September 16, 2016 | By Lisa Schwenk
Published in: Heart, Question Answer

cholesterol lab report

Ask the Doctor: What's the difference between 'good' cholesterol, 'bad' cholesterol, and triglycerides? Aren't they all just fat in your blood that causes heart attacks?

Dave Varma, MD
Dave Varma, MD

Answer provided by Dave Varma, MD, a cardiologist with Augusta Health Cardiology in the Heart & Vascular Center at Augusta Health.

Dr. Varma attended the University of Maryland School of Medicine, then completed his residency and fellowship at the University of Virginia. He also earned a Masters in Public Health from Johnson Hopkins University.
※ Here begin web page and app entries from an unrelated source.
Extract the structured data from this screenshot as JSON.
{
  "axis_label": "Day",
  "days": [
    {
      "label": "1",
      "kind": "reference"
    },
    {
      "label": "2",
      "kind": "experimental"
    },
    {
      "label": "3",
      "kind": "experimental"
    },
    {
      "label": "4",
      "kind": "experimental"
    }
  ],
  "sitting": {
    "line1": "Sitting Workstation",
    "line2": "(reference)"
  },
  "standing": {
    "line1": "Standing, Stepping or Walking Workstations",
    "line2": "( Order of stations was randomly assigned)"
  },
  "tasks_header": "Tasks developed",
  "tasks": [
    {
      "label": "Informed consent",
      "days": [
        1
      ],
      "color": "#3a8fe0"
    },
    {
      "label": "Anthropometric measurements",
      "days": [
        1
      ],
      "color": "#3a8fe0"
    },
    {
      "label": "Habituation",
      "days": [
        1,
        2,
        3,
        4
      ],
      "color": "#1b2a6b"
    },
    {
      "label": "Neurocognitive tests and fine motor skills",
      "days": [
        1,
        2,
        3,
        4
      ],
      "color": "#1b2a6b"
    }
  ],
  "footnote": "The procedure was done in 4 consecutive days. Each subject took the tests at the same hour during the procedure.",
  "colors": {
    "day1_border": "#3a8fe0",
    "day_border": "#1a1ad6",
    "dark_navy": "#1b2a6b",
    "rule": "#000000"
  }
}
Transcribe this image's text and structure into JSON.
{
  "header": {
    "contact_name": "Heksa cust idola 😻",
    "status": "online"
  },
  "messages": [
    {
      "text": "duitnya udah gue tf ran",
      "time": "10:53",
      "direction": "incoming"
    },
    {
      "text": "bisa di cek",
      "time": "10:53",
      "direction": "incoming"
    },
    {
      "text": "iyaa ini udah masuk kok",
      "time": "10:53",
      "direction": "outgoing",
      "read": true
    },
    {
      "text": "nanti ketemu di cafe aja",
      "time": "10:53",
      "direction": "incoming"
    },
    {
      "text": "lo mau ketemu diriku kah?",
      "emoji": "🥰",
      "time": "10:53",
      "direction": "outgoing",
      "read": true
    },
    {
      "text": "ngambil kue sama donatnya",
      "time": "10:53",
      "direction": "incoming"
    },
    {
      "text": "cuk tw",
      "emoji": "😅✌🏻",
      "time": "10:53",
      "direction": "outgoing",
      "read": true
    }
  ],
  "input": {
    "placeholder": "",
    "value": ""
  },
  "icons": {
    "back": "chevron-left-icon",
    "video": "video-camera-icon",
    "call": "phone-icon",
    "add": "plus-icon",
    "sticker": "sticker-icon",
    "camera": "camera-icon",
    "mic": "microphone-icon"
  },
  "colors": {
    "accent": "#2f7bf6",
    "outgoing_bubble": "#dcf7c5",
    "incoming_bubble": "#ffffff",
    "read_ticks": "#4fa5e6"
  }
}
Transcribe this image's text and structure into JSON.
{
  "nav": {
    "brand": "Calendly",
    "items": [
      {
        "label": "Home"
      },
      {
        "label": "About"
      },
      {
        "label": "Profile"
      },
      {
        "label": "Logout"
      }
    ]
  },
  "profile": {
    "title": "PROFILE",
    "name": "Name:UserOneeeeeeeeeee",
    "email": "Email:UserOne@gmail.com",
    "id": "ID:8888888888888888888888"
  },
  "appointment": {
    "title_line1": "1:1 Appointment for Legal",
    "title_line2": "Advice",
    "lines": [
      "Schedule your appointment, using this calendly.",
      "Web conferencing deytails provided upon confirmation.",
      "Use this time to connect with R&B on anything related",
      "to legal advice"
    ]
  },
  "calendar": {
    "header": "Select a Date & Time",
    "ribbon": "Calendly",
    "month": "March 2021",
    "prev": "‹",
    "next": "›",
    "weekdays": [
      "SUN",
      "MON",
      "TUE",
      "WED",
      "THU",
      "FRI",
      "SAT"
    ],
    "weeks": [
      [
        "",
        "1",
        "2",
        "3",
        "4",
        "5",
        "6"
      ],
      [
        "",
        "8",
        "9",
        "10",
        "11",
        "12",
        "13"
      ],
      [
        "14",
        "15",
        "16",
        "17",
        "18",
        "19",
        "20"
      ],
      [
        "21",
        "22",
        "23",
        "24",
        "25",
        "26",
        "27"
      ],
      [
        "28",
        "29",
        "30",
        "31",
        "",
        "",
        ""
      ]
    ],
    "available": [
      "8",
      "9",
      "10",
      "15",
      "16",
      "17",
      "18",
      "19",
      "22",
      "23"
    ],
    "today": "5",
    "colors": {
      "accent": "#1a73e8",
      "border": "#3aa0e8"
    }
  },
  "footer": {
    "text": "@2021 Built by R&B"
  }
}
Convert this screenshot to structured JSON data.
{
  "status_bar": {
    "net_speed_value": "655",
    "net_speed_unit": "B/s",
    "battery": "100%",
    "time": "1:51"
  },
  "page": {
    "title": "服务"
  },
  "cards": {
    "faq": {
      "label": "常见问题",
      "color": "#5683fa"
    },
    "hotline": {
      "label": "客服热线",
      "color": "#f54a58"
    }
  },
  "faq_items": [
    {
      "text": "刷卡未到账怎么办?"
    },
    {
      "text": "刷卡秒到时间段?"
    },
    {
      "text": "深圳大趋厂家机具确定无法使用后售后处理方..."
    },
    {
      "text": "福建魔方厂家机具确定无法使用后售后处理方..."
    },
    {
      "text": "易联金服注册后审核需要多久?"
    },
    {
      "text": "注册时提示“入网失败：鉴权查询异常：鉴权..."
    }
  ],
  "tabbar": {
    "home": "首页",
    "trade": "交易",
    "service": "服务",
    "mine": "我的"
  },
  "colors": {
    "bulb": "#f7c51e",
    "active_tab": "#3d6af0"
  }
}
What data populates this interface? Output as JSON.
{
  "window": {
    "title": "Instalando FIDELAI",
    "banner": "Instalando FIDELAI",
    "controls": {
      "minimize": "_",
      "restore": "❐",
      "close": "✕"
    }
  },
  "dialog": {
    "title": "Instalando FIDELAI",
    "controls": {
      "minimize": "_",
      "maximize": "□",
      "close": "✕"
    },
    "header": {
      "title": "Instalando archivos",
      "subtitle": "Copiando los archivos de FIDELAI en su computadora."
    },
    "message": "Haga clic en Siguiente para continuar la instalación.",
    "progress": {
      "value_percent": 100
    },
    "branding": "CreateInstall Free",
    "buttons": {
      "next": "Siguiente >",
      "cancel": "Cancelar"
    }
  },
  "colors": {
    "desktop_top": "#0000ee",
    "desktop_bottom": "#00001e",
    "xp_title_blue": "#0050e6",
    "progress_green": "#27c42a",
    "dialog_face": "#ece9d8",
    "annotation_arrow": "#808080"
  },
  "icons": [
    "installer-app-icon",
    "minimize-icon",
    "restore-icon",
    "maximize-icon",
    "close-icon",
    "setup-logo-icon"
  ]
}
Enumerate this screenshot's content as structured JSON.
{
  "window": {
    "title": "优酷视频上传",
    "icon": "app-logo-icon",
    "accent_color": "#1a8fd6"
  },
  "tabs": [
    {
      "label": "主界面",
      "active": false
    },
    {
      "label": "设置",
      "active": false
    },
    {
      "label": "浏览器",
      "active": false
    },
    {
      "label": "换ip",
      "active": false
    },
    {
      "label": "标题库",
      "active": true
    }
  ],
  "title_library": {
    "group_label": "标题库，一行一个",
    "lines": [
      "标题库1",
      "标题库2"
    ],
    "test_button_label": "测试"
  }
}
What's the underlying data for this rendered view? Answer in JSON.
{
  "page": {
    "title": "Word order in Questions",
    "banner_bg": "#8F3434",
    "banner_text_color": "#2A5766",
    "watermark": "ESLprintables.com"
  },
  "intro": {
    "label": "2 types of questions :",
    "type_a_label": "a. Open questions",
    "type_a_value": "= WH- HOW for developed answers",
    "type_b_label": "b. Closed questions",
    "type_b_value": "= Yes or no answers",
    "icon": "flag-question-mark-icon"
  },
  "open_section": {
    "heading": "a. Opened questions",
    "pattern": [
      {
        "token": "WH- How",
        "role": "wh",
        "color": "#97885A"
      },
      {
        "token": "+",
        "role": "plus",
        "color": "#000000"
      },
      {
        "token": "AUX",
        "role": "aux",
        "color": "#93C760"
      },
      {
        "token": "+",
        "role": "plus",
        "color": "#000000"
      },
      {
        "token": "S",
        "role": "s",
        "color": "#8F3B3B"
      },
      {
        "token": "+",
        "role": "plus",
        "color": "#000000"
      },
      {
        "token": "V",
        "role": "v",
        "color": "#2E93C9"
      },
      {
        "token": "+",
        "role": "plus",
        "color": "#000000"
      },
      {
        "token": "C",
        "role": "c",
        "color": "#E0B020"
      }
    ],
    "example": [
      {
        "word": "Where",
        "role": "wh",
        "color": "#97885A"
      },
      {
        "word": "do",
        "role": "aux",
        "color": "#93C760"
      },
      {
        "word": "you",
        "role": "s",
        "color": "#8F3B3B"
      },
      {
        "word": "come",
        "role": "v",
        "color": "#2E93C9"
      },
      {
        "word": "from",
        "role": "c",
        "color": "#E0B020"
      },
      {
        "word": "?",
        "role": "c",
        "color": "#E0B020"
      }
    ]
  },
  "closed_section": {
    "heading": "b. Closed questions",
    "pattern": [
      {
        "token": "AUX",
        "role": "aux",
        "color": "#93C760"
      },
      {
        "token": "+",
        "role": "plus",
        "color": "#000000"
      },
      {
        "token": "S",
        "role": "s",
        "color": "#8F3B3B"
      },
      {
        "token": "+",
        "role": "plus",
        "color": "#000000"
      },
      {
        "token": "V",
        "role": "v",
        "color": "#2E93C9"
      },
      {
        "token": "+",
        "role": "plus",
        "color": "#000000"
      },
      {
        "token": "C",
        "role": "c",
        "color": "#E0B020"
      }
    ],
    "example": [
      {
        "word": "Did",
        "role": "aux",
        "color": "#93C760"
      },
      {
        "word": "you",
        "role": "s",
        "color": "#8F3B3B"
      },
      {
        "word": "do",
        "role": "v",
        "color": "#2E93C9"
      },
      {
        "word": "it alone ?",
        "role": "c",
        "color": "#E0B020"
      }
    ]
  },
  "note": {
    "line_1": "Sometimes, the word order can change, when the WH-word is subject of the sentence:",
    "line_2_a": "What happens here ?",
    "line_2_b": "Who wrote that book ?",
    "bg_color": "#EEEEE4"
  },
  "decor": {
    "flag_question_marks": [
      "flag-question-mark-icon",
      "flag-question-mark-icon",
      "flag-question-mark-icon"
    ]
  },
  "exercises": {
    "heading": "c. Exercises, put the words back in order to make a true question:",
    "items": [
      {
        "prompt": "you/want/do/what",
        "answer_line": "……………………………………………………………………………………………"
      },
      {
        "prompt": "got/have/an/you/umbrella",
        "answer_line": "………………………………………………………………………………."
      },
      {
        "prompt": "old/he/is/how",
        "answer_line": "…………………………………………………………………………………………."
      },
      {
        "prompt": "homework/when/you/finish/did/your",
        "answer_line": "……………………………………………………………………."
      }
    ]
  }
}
His professional interests are complete cardiovascular care: nuclear cardiology, consultation, echocardiography, invasive cardiology and peripheral vascular disease assessment. Dr. Varma is married and has two sons; he enjoys tennis, movies and watching college sports.

While both high blood cholesterol and a high level of triglycerides can increase your risk of heart attack, there is a difference between cholesterol and triglycerides.

Cholesterol is a waxy, fat-like substance. Your body actually needs cholesterol, but when it builds up on the walls of your arteries, it can lead to heart attack or stroke. There are two types of cholesterol that are sometimes called 'good' cholesterol and 'bad' cholesterol.

HDL Cholesterol, or high density lipoprotein cholesterol, is the 'good' cholesterol because it absorbs cholesterol and carries it to the liver so it can exit the body. High levels of HDL cholesterol can actually reduce the risk of heart attack and stroke.

LDL Cholesterol, or low density lipoprotein cholesterol, is the 'bad' cholesterol that can build up in your arteries and increase the risk of heart attack and stroke. Unfortunately, most of your body's cholesterol is LDL cholesterol.

Triglycerides really are a type of fat found in your blood that your body uses for energy.

Your total cholesterol is based on your HDL, LDL and triglyceride levels. They are all important to your heart health.

We measure your cholesterol levels by running a blood test that is sometimes called a lipid panel or lipid profile. This test is usually run first thing in the morning because you have to fast nine to 12 hours before the blood draw for accurate measurement. Cholesterol should be checked regularly, just like blood pressure—although not quite as frequently. You should start getting your cholesterol checked when you are 20 years old, and have it checked every five years as long as it is normal. If it is not normal, it should be checked more frequently.

We are looking for these levels:
  • Total Cholesterol Less than 200 mg/dL
  • LDL (bad) Cholesterol Less than 100 mg/dL
  • HDL (good) Cholesterol 60 mg/dL or higher
  • Triglycerides Less than 150 mg/dL

If your numbers are too high, healthy lifestyle choices will help lower them. These choices include exercising, eating a healthy diet, and not smoking. Lowering your cholesterol can reduce your risk of having a heart attack, needing angioplasty (balloon surgery) or heart bypass surgery or perhaps even dying of heart disease.